The Horse’s Ha’s Waterdrawn

cover artWaterdrawn from The Horse’s Ha seems like a good companion piece to Anais Mitchell’s 2012 Child Ballads. Most of the songs and the entire spirit of this project are drawn from the same well as those old Anglo-American ballads with their tales of star-crossed lovers, shipwrecks, spiritual journeys, magical animals and human interactions with a natural world that is often threatening.

The Horse’s Ha is Janet Bean, the Chicago singer-songwriter who is half of the pioneering alt-country band Freakwater (and one-third of Eleventh Dream Day) and multi-instrumentalist James Elkington, who lately has been playing guitar with Jon Langford’s Skull Orchard and drumming in Brokeback. He’s also released an album titled Avos of finger-style guitar duets with Nathan Salsburg, and recorded and toured with Laetitia Sadier (Stereolab), and more.

The songs on Waterdrawn feature lots of superb and at times intricate fingerpicking from Elkington, as accompaniment to the songs that are an intriguing blend of Bean’s soprano and Elkington’s dry baritone. They’re also accompanied by other guitars, violins and other strings, sometimes in quartet-type arrangements, and sometimes touches of accordion (or perhaps melodica) and steel guitar in country-folk arrangements.

But that doesn’t come near explaining what this music, these songs, are like. I mentioned Child ballads and the Anglo-American tradition. In the album’s publicity material, Bean and Elkington cite the influences of Shirley Collins and Davey Graham, as well as Donovan. So, the ’60s English folk revival to be sure, including both its joyous sense of creativity and the discovery of an old but vital art form. The fingerpicked guitar, the string arrangements, the melodies all sound right out of that era and tradition. The opening track “Conjured Caravan” seems to be an impressionistic journey through astral travel or some other kind of spiritual journey, and “Willing Hands” a navel-gazing parlor ballad with philosophic lyrics about life, desire and death.

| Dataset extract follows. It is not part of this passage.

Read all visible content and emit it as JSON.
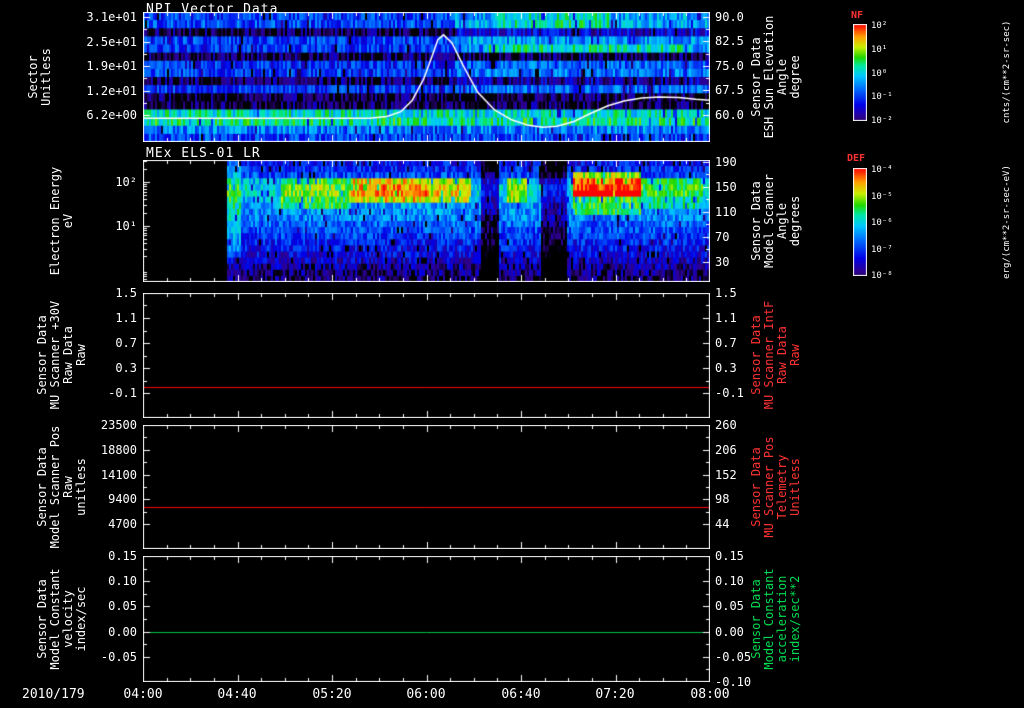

But there’s a decidedly post-modern flavor to the lyrics on many of the songs. “Hidey Hole,” for example, is a jaunty little ditty with a dark underbelly in which Elkington’s and Bean’s dark humor starts to emerge. Is this song of a fleeing fugitive homage to or parody of Richard and Mimi Fariña? Perhaps a little of both, with the well-timed pause at the beginning of the third stanza and its sly reference to the ubiquitous ’60s “seize the day” philosophy:

To seize is not enough and you would gladly pay / The hands of stranglers to choke this coming day / [beat] Shed cod tears with the mourners at its wake / Then rest content and weary in the evening.

Aside: Can anyone tell me what cod tears might be? Is that just a term made up to fit the meter of the verse, or is it an actual colloquialism?

For a change of pace there’s the slow, spooky ballad “Contenders” in which Bean croons “I’m the fiercest little fighter of the small-mammal world … my courage has no match” over a sing-song accompaniment on guitar and mandolin. The chorus cycles through ever-darker and more jazzy chords, the two singing in harmony “Where are my contenders?” I’m going to guess the subject is a shrew, partly for the Shakespearean connection and partly based on what my wife, who studied small-mammal biology, has told me about the little creatures.

You can listen to “Contenders” here and see what you think:

It’s all a little bit like that. Folk songs that sound like lovely pastorals on the surface – the delicate acoustic instruments plucked and bowed and the singers’ oddly matched voices – but which hide dark undercurrents. Sometimes comically dark, like the salesman fantasizing about being a paratrooper in “Parachute Voluntary” or the shanty-singing, bawdily courting penguins in “Stony Valentine,” or just plain dark yet heroic like the Fairport-style epic “Bonesetter.” And I’ll be listening over and over to the title song, an orchestral, Celtic-tinged piece that oozes mystery.

Lots of singer-songwriter folk music is very plainspoken, everything spelled out in the lyrics. Fans of folk music that does retain some sense of mystery should definitely give *Waterdrawn* a spin. With layers upon layers, both musically and lyrically, this is definitely one that will grow on you. The Horse’s Ha is on Facebook if you’re looking for more.

(Fluff & Gravy, 2013)

About Gary Whitehouse

Gary has been reviewing music, books and more at the Green Man Review since sometime in the previous Millennium. He lives in a mostly hipster-free part of Oregon, where he enjoys dogs, books, music, the outdoors, and craft beer, cider, and coffee.